Directions: Every record below must be set down again exactly as given.

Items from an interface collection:
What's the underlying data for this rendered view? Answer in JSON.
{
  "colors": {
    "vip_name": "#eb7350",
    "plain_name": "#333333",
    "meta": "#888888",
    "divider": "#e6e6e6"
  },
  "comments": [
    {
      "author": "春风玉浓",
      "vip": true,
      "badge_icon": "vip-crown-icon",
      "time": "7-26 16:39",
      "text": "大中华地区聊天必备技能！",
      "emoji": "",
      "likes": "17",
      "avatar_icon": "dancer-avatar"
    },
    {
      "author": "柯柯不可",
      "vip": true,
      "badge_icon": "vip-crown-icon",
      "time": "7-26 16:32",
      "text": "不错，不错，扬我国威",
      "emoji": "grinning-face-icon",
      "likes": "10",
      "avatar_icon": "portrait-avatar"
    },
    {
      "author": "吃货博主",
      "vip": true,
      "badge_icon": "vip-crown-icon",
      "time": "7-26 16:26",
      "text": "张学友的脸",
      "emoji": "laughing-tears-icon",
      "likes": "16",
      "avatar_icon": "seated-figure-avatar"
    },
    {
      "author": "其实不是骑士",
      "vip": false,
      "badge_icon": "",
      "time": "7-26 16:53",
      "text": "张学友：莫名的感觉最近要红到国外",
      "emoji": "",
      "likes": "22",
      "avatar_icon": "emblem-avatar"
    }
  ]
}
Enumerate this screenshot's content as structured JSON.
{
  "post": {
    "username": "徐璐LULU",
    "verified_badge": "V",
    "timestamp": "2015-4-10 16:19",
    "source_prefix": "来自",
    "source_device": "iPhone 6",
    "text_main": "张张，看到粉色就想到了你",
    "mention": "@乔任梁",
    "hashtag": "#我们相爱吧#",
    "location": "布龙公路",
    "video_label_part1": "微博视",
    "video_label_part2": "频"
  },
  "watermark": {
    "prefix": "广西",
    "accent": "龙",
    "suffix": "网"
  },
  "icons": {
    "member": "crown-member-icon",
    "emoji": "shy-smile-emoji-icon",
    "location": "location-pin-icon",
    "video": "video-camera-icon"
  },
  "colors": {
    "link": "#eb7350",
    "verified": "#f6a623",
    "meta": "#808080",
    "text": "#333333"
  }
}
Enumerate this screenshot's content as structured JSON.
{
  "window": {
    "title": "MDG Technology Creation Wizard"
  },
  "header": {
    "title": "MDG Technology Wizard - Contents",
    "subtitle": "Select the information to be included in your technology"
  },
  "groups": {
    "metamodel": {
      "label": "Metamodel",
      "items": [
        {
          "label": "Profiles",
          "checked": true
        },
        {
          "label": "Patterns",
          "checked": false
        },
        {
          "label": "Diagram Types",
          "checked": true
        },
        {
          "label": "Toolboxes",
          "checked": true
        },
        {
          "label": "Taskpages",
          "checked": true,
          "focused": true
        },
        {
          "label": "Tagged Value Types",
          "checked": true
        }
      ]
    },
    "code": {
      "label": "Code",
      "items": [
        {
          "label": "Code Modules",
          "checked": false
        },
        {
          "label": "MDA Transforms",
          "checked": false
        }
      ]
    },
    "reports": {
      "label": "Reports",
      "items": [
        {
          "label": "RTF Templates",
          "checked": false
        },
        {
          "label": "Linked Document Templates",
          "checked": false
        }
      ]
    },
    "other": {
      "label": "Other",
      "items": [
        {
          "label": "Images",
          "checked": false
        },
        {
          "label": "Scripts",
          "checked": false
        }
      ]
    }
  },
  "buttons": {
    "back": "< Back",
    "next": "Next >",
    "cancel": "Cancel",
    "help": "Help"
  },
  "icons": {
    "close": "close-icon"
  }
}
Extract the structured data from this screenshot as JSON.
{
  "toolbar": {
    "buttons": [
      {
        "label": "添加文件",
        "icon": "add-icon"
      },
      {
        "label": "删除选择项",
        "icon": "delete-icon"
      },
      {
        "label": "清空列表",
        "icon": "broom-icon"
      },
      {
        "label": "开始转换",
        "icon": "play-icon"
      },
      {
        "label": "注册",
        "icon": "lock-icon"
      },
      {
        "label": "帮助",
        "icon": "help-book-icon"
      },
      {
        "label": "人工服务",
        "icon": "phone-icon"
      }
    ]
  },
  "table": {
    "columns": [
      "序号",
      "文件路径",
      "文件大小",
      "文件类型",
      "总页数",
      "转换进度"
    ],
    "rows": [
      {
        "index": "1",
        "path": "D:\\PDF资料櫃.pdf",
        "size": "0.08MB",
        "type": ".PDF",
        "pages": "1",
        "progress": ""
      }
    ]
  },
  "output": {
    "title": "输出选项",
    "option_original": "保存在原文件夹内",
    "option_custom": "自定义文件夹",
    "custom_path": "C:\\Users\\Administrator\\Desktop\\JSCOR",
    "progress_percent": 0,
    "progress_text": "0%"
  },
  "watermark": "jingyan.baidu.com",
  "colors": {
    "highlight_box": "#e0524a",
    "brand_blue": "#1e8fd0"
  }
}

Output below:
What's the underlying data for this rendered view? Answer in JSON.
{
  "colors": {
    "vip_name": "#eb7350",
    "plain_name": "#333333",
    "meta": "#888888",
    "divider": "#e6e6e6"
  },
  "comments": [
    {
      "author": "春风玉浓",
      "vip": true,
      "badge_icon": "vip-crown-icon",
      "time": "7-26 16:39",
      "text": "大中华地区聊天必备技能！",
      "emoji": "",
      "likes": "17",
      "avatar_icon": "dancer-avatar"
    },
    {
      "author": "柯柯不可",
      "vip": true,
      "badge_icon": "vip-crown-icon",
      "time": "7-26 16:32",
      "text": "不错，不错，扬我国威",
      "emoji": "grinning-face-icon",
      "likes": "10",
      "avatar_icon": "portrait-avatar"
    },
    {
      "author": "吃货博主",
      "vip": true,
      "badge_icon": "vip-crown-icon",
      "time": "7-26 16:26",
      "text": "张学友的脸",
      "emoji": "laughing-tears-icon",
      "likes": "16",
      "avatar_icon": "seated-figure-avatar"
    },
    {
      "author": "其实不是骑士",
      "vip": false,
      "badge_icon": "",
      "time": "7-26 16:53",
      "text": "张学友：莫名的感觉最近要红到国外",
      "emoji": "",
      "likes": "22",
      "avatar_icon": "emblem-avatar"
    }
  ]
}
Enumerate this screenshot's content as structured JSON.
{
  "post": {
    "username": "徐璐LULU",
    "verified_badge": "V",
    "timestamp": "2015-4-10 16:19",
    "source_prefix": "来自",
    "source_device": "iPhone 6",
    "text_main": "张张，看到粉色就想到了你",
    "mention": "@乔任梁",
    "hashtag": "#我们相爱吧#",
    "location": "布龙公路",
    "video_label_part1": "微博视",
    "video_label_part2": "频"
  },
  "watermark": {
    "prefix": "广西",
    "accent": "龙",
    "suffix": "网"
  },
  "icons": {
    "member": "crown-member-icon",
    "emoji": "shy-smile-emoji-icon",
    "location": "location-pin-icon",
    "video": "video-camera-icon"
  },
  "colors": {
    "link": "#eb7350",
    "verified": "#f6a623",
    "meta": "#808080",
    "text": "#333333"
  }
}
Enumerate this screenshot's content as structured JSON.
{
  "window": {
    "title": "MDG Technology Creation Wizard"
  },
  "header": {
    "title": "MDG Technology Wizard - Contents",
    "subtitle": "Select the information to be included in your technology"
  },
  "groups": {
    "metamodel": {
      "label": "Metamodel",
      "items": [
        {
          "label": "Profiles",
          "checked": true
        },
        {
          "label": "Patterns",
          "checked": false
        },
        {
          "label": "Diagram Types",
          "checked": true
        },
        {
          "label": "Toolboxes",
          "checked": true
        },
        {
          "label": "Taskpages",
          "checked": true,
          "focused": true
        },
        {
          "label": "Tagged Value Types",
          "checked": true
        }
      ]
    },
    "code": {
      "label": "Code",
      "items": [
        {
          "label": "Code Modules",
          "checked": false
        },
        {
          "label": "MDA Transforms",
          "checked": false
        }
      ]
    },
    "reports": {
      "label": "Reports",
      "items": [
        {
          "label": "RTF Templates",
          "checked": false
        },
        {
          "label": "Linked Document Templates",
          "checked": false
        }
      ]
    },
    "other": {
      "label": "Other",
      "items": [
        {
          "label": "Images",
          "checked": false
        },
        {
          "label": "Scripts",
          "checked": false
        }
      ]
    }
  },
  "buttons": {
    "back": "< Back",
    "next": "Next >",
    "cancel": "Cancel",
    "help": "Help"
  },
  "icons": {
    "close": "close-icon"
  }
}
Extract the structured data from this screenshot as JSON.
{
  "toolbar": {
    "buttons": [
      {
        "label": "添加文件",
        "icon": "add-icon"
      },
      {
        "label": "删除选择项",
        "icon": "delete-icon"
      },
      {
        "label": "清空列表",
        "icon": "broom-icon"
      },
      {
        "label": "开始转换",
        "icon": "play-icon"
      },
      {
        "label": "注册",
        "icon": "lock-icon"
      },
      {
        "label": "帮助",
        "icon": "help-book-icon"
      },
      {
        "label": "人工服务",
        "icon": "phone-icon"
      }
    ]
  },
  "table": {
    "columns": [
      "序号",
      "文件路径",
      "文件大小",
      "文件类型",
      "总页数",
      "转换进度"
    ],
    "rows": [
      {
        "index": "1",
        "path": "D:\\PDF资料櫃.pdf",
        "size": "0.08MB",
        "type": ".PDF",
        "pages": "1",
        "progress": ""
      }
    ]
  },
  "output": {
    "title": "输出选项",
    "option_original": "保存在原文件夹内",
    "option_custom": "自定义文件夹",
    "custom_path": "C:\\Users\\Administrator\\Desktop\\JSCOR",
    "progress_percent": 0,
    "progress_text": "0%"
  },
  "watermark": "jingyan.baidu.com",
  "colors": {
    "highlight_box": "#e0524a",
    "brand_blue": "#1e8fd0"
  }
}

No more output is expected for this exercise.